That's one good thing about the munchkin (in small doses at least). Reminds us it's a game and not to take it so seriously sometimes. Sit back, grab a beer, and have some fun while we can.
Yeah f@!* that. That honestly sounds like someone forced into GMing so now they feel entitled as s~*@ for running. No thanks.
Don't get me wrong, I respect my GMs and the work they put in. I consistently thank my GMs. But as a GM, I don't find that my hard work entitles me to control my players. I'm not a control freak.
Players can survive without a douche GM like that. We'll just play Wizwar or Boss Monster. A douche GM really isn't anything without players to lord over. Just a guy with notes.
Steve Geddes wrote:
I don't know if I'd call it 'sacrosanct', but I agree in disliking Hero Points. I get it puts that power of option in the player's hands, but I still honestly don't like it.
Steve Geddes wrote:
Yeah, that's probably why I really don't like Hero Points
And honestly, from my admittedly anecdotal experience, I've seen DMs fudge dice more often to prevent their precious encounter from being one shot. Or to protect their plot from any bad rolls. Or punish a build that is seen as disruptive. That last one I've sadly seen DMs do more often than not.
The only time I ever fudge the dice is if the player has had some really bad luck with die rolls. And even then, I ask the player "Hey, you've had some s@#~ty die rolls.

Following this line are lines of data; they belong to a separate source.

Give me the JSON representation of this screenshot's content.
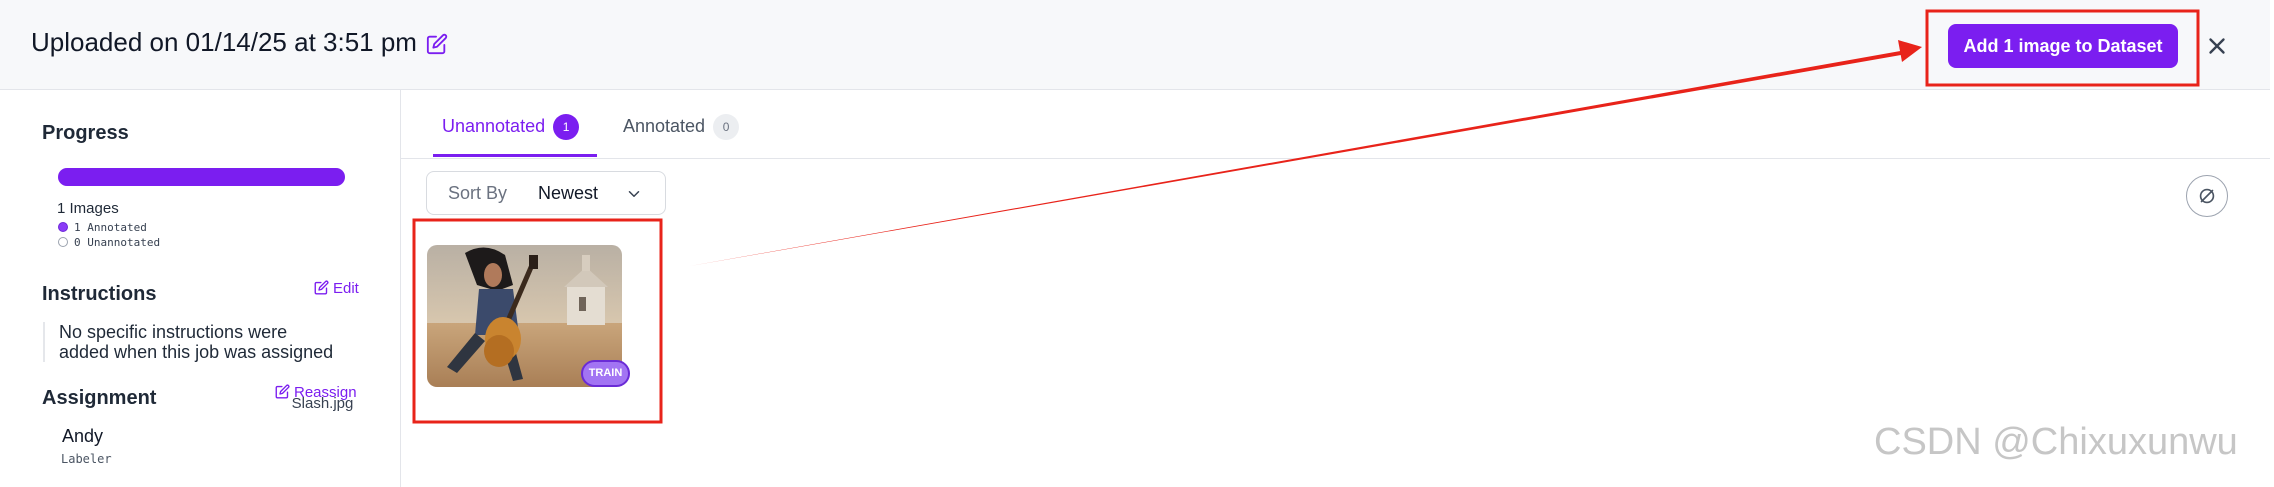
{
  "header": {
    "title": "Uploaded on 01/14/25 at 3:51 pm",
    "add_button_label": "Add 1 image to Dataset"
  },
  "sidebar": {
    "progress": {
      "heading": "Progress",
      "fraction_annotated": 1.0,
      "images_label": "1 Images",
      "annotated_label": "1 Annotated",
      "unannotated_label": "0 Unannotated"
    },
    "instructions": {
      "heading": "Instructions",
      "edit_label": "Edit",
      "text_line1": "No specific instructions were",
      "text_line2": "added when this job was assigned"
    },
    "assignment": {
      "heading": "Assignment",
      "reassign_label": "Reassign",
      "assignee_name": "Andy",
      "assignee_role": "Labeler"
    }
  },
  "main": {
    "tabs": [
      {
        "label": "Unannotated",
        "count": "1"
      },
      {
        "label": "Annotated",
        "count": "0"
      }
    ],
    "sort": {
      "label": "Sort By",
      "value": "Newest"
    },
    "images": [
      {
        "filename": "Slash.jpg",
        "split_badge": "TRAIN"
      }
    ]
  },
  "watermark": "CSDN @Chixuxunwu",
  "colors": {
    "accent": "#7b1ef0",
    "annotation_red": "#e8231a"
  },
  "icons": [
    "edit-icon",
    "close-icon",
    "chevron-down-icon",
    "eye-off-icon"
  ]
}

You want a freebie?".
I've played FATE and Savage Worlds and I just can't get behind the reroll aspect of Hero Points and their ilk. I don't know why. I think if hero points let you do cool stuff beyond just a simple re-roll or fixing your roll, maybe I'd like them better.
Steve Geddes wrote:
For Hero Points/Fate Points/Bennies/whatever, it's the idea that they are still the player's choice for the re-roll. Though it is still elevating the story over the players, but through the guise of the player's choice.
I'll be honest though, I don't like hero points as a player. At least, as a re-roll I don't like it. Again, I'd rather keep the result and play on through.
Yeah, once your players realize that their choices don't matter and that the GM is just socially engineering them into the plot result he wants, to me, it cheapens the experience.
I've caught a GM in the middle of pulling a Quantum Ogre on us and it was pretty bs. It taught me early on that it was something I didn't want to repeat.
Illusion of choice really is just not great advice honestly. There has never been a moment in my time GMing where giving the players false choice was more engrossing and rewarding than giving the players a real choice and having them deal with the consequences.
Honestly I wouldn't really do either because there is no choice to make for the player. But if I didn't want the players to know something, then I simply just wouldn't have that scenario or opportunity for them to learn it.
Of course, in truth, I'd give them the chance to learn from the demon
I would let them roll. If they succeed, that's fine. If they fail, that's fine. It was a success/failure that was the player's choice to make. And I would react accordingly.
I like that. Prep scenes, not screenplays. Catchy :)